[Assigned task]: Only the pictures are to be left out; write out the rest of the data exactly.

START Data extracts

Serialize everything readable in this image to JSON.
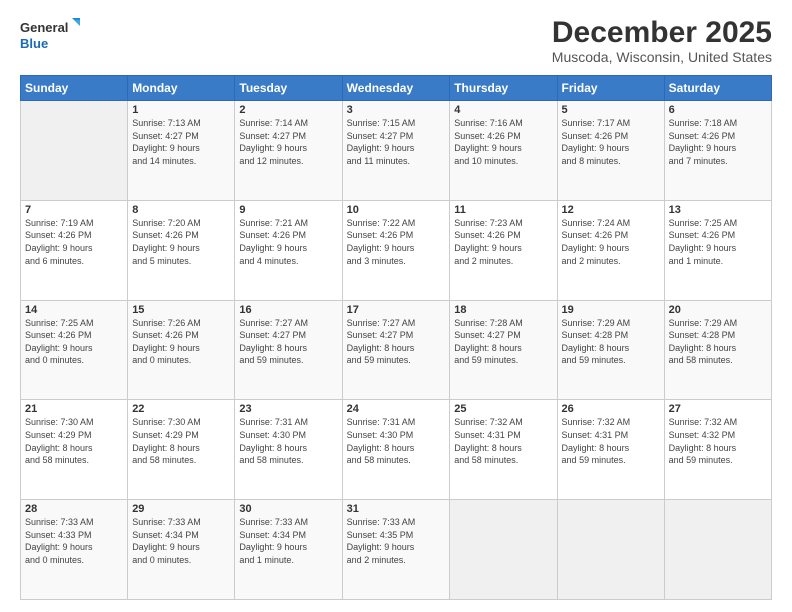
{
  "logo": {
    "line1": "General",
    "line2": "Blue"
  },
  "title": "December 2025",
  "location": "Muscoda, Wisconsin, United States",
  "days_header": [
    "Sunday",
    "Monday",
    "Tuesday",
    "Wednesday",
    "Thursday",
    "Friday",
    "Saturday"
  ],
  "weeks": [
    [
      {
        "day": "",
        "info": ""
      },
      {
        "day": "1",
        "info": "Sunrise: 7:13 AM\nSunset: 4:27 PM\nDaylight: 9 hours\nand 14 minutes."
      },
      {
        "day": "2",
        "info": "Sunrise: 7:14 AM\nSunset: 4:27 PM\nDaylight: 9 hours\nand 12 minutes."
      },
      {
        "day": "3",
        "info": "Sunrise: 7:15 AM\nSunset: 4:27 PM\nDaylight: 9 hours\nand 11 minutes."
      },
      {
        "day": "4",
        "info": "Sunrise: 7:16 AM\nSunset: 4:26 PM\nDaylight: 9 hours\nand 10 minutes."
      },
      {
        "day": "5",
        "info": "Sunrise: 7:17 AM\nSunset: 4:26 PM\nDaylight: 9 hours\nand 8 minutes."
      },
      {
        "day": "6",
        "info": "Sunrise: 7:18 AM\nSunset: 4:26 PM\nDaylight: 9 hours\nand 7 minutes."
      }
    ],
    [
      {
        "day": "7",
        "info": "Sunrise: 7:19 AM\nSunset: 4:26 PM\nDaylight: 9 hours\nand 6 minutes."
      },
      {
        "day": "8",
        "info": "Sunrise: 7:20 AM\nSunset: 4:26 PM\nDaylight: 9 hours\nand 5 minutes."
      },
      {
        "day": "9",
        "info": "Sunrise: 7:21 AM\nSunset: 4:26 PM\nDaylight: 9 hours\nand 4 minutes."
      },
      {
        "day": "10",
        "info": "Sunrise: 7:22 AM\nSunset: 4:26 PM\nDaylight: 9 hours\nand 3 minutes."
      },
      {
        "day": "11",
        "info": "Sunrise: 7:23 AM\nSunset: 4:26 PM\nDaylight: 9 hours\nand 2 minutes."
      },
      {
        "day": "12",
        "info": "Sunrise: 7:24 AM\nSunset: 4:26 PM\nDaylight: 9 hours\nand 2 minutes."
      },
      {
        "day": "13",
        "info": "Sunrise: 7:25 AM\nSunset: 4:26 PM\nDaylight: 9 hours\nand 1 minute."
      }
    ],
    [
      {
        "day": "14",
        "info": "Sunrise: 7:25 AM\nSunset: 4:26 PM\nDaylight: 9 hours\nand 0 minutes."
      },
      {
        "day": "15",
        "info": "Sunrise: 7:26 AM\nSunset: 4:26 PM\nDaylight: 9 hours\nand 0 minutes."
      },
      {
        "day": "16",
        "info": "Sunrise: 7:27 AM\nSunset: 4:27 PM\nDaylight: 8 hours\nand 59 minutes."
      },
      {
        "day": "17",
        "info": "Sunrise: 7:27 AM\nSunset: 4:27 PM\nDaylight: 8 hours\nand 59 minutes."
      },
      {
        "day": "18",
        "info": "Sunrise: 7:28 AM\nSunset: 4:27 PM\nDaylight: 8 hours\nand 59 minutes."
      },
      {
        "day": "19",
        "info": "Sunrise: 7:29 AM\nSunset: 4:28 PM\nDaylight: 8 hours\nand 59 minutes."
      },
      {
        "day": "20",
        "info": "Sunrise: 7:29 AM\nSunset: 4:28 PM\nDaylight: 8 hours\nand 58 minutes."
      }
    ],
    [
      {
        "day": "21",
        "info": "Sunrise: 7:30 AM\nSunset: 4:29 PM\nDaylight: 8 hours\nand 58 minutes."
      },
      {
        "day": "22",
        "info": "Sunrise: 7:30 AM\nSunset: 4:29 PM\nDaylight: 8 hours\nand 58 minutes."
      },
      {
        "day": "23",
        "info": "Sunrise: 7:31 AM\nSunset: 4:30 PM\nDaylight: 8 hours\nand 58 minutes."
      },
      {
        "day": "24",
        "info": "Sunrise: 7:31 AM\nSunset: 4:30 PM\nDaylight: 8 hours\nand 58 minutes."
      },
      {
        "day": "25",
        "info": "Sunrise: 7:32 AM\nSunset: 4:31 PM\nDaylight: 8 hours\nand 58 minutes."
      },
      {
        "day": "26",
        "info": "Sunrise: 7:32 AM\nSunset: 4:31 PM\nDaylight: 8 hours\nand 59 minutes."
      },
      {
        "day": "27",
        "info": "Sunrise: 7:32 AM\nSunset: 4:32 PM\nDaylight: 8 hours\nand 59 minutes."
      }
    ],
    [
      {
        "day": "28",
        "info": "Sunrise: 7:33 AM\nSunset: 4:33 PM\nDaylight: 9 hours\nand 0 minutes."
      },
      {
        "day": "29",
        "info": "Sunrise: 7:33 AM\nSunset: 4:34 PM\nDaylight: 9 hours\nand 0 minutes."
      },
      {
        "day": "30",
        "info": "Sunrise: 7:33 AM\nSunset: 4:34 PM\nDaylight: 9 hours\nand 1 minute."
      },
      {
        "day": "31",
        "info": "Sunrise: 7:33 AM\nSunset: 4:35 PM\nDaylight: 9 hours\nand 2 minutes."
      },
      {
        "day": "",
        "info": ""
      },
      {
        "day": "",
        "info": ""
      },
      {
        "day": "",
        "info": ""
      }
    ]
  ]
}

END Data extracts

[Written response]:
Serialize everything readable in this image to JSON.
{
  "logo": {
    "line1": "General",
    "line2": "Blue"
  },
  "title": "December 2025",
  "location": "Muscoda, Wisconsin, United States",
  "days_header": [
    "Sunday",
    "Monday",
    "Tuesday",
    "Wednesday",
    "Thursday",
    "Friday",
    "Saturday"
  ],
  "weeks": [
    [
      {
        "day": "",
        "info": ""
      },
      {
        "day": "1",
        "info": "Sunrise: 7:13 AM\nSunset: 4:27 PM\nDaylight: 9 hours\nand 14 minutes."
      },
      {
        "day": "2",
        "info": "Sunrise: 7:14 AM\nSunset: 4:27 PM\nDaylight: 9 hours\nand 12 minutes."
      },
      {
        "day": "3",
        "info": "Sunrise: 7:15 AM\nSunset: 4:27 PM\nDaylight: 9 hours\nand 11 minutes."
      },
      {
        "day": "4",
        "info": "Sunrise: 7:16 AM\nSunset: 4:26 PM\nDaylight: 9 hours\nand 10 minutes."
      },
      {
        "day": "5",
        "info": "Sunrise: 7:17 AM\nSunset: 4:26 PM\nDaylight: 9 hours\nand 8 minutes."
      },
      {
        "day": "6",
        "info": "Sunrise: 7:18 AM\nSunset: 4:26 PM\nDaylight: 9 hours\nand 7 minutes."
      }
    ],
    [
      {
        "day": "7",
        "info": "Sunrise: 7:19 AM\nSunset: 4:26 PM\nDaylight: 9 hours\nand 6 minutes."
      },
      {
        "day": "8",
        "info": "Sunrise: 7:20 AM\nSunset: 4:26 PM\nDaylight: 9 hours\nand 5 minutes."
      },
      {
        "day": "9",
        "info": "Sunrise: 7:21 AM\nSunset: 4:26 PM\nDaylight: 9 hours\nand 4 minutes."
      },
      {
        "day": "10",
        "info": "Sunrise: 7:22 AM\nSunset: 4:26 PM\nDaylight: 9 hours\nand 3 minutes."
      },
      {
        "day": "11",
        "info": "Sunrise: 7:23 AM\nSunset: 4:26 PM\nDaylight: 9 hours\nand 2 minutes."
      },
      {
        "day": "12",
        "info": "Sunrise: 7:24 AM\nSunset: 4:26 PM\nDaylight: 9 hours\nand 2 minutes."
      },
      {
        "day": "13",
        "info": "Sunrise: 7:25 AM\nSunset: 4:26 PM\nDaylight: 9 hours\nand 1 minute."
      }
    ],
    [
      {
        "day": "14",
        "info": "Sunrise: 7:25 AM\nSunset: 4:26 PM\nDaylight: 9 hours\nand 0 minutes."
      },
      {
        "day": "15",
        "info": "Sunrise: 7:26 AM\nSunset: 4:26 PM\nDaylight: 9 hours\nand 0 minutes."
      },
      {
        "day": "16",
        "info": "Sunrise: 7:27 AM\nSunset: 4:27 PM\nDaylight: 8 hours\nand 59 minutes."
      },
      {
        "day": "17",
        "info": "Sunrise: 7:27 AM\nSunset: 4:27 PM\nDaylight: 8 hours\nand 59 minutes."
      },
      {
        "day": "18",
        "info": "Sunrise: 7:28 AM\nSunset: 4:27 PM\nDaylight: 8 hours\nand 59 minutes."
      },
      {
        "day": "19",
        "info": "Sunrise: 7:29 AM\nSunset: 4:28 PM\nDaylight: 8 hours\nand 59 minutes."
      },
      {
        "day": "20",
        "info": "Sunrise: 7:29 AM\nSunset: 4:28 PM\nDaylight: 8 hours\nand 58 minutes."
      }
    ],
    [
      {
        "day": "21",
        "info": "Sunrise: 7:30 AM\nSunset: 4:29 PM\nDaylight: 8 hours\nand 58 minutes."
      },
      {
        "day": "22",
        "info": "Sunrise: 7:30 AM\nSunset: 4:29 PM\nDaylight: 8 hours\nand 58 minutes."
      },
      {
        "day": "23",
        "info": "Sunrise: 7:31 AM\nSunset: 4:30 PM\nDaylight: 8 hours\nand 58 minutes."
      },
      {
        "day": "24",
        "info": "Sunrise: 7:31 AM\nSunset: 4:30 PM\nDaylight: 8 hours\nand 58 minutes."
      },
      {
        "day": "25",
        "info": "Sunrise: 7:32 AM\nSunset: 4:31 PM\nDaylight: 8 hours\nand 58 minutes."
      },
      {
        "day": "26",
        "info": "Sunrise: 7:32 AM\nSunset: 4:31 PM\nDaylight: 8 hours\nand 59 minutes."
      },
      {
        "day": "27",
        "info": "Sunrise: 7:32 AM\nSunset: 4:32 PM\nDaylight: 8 hours\nand 59 minutes."
      }
    ],
    [
      {
        "day": "28",
        "info": "Sunrise: 7:33 AM\nSunset: 4:33 PM\nDaylight: 9 hours\nand 0 minutes."
      },
      {
        "day": "29",
        "info": "Sunrise: 7:33 AM\nSunset: 4:34 PM\nDaylight: 9 hours\nand 0 minutes."
      },
      {
        "day": "30",
        "info": "Sunrise: 7:33 AM\nSunset: 4:34 PM\nDaylight: 9 hours\nand 1 minute."
      },
      {
        "day": "31",
        "info": "Sunrise: 7:33 AM\nSunset: 4:35 PM\nDaylight: 9 hours\nand 2 minutes."
      },
      {
        "day": "",
        "info": ""
      },
      {
        "day": "",
        "info": ""
      },
      {
        "day": "",
        "info": ""
      }
    ]
  ]
}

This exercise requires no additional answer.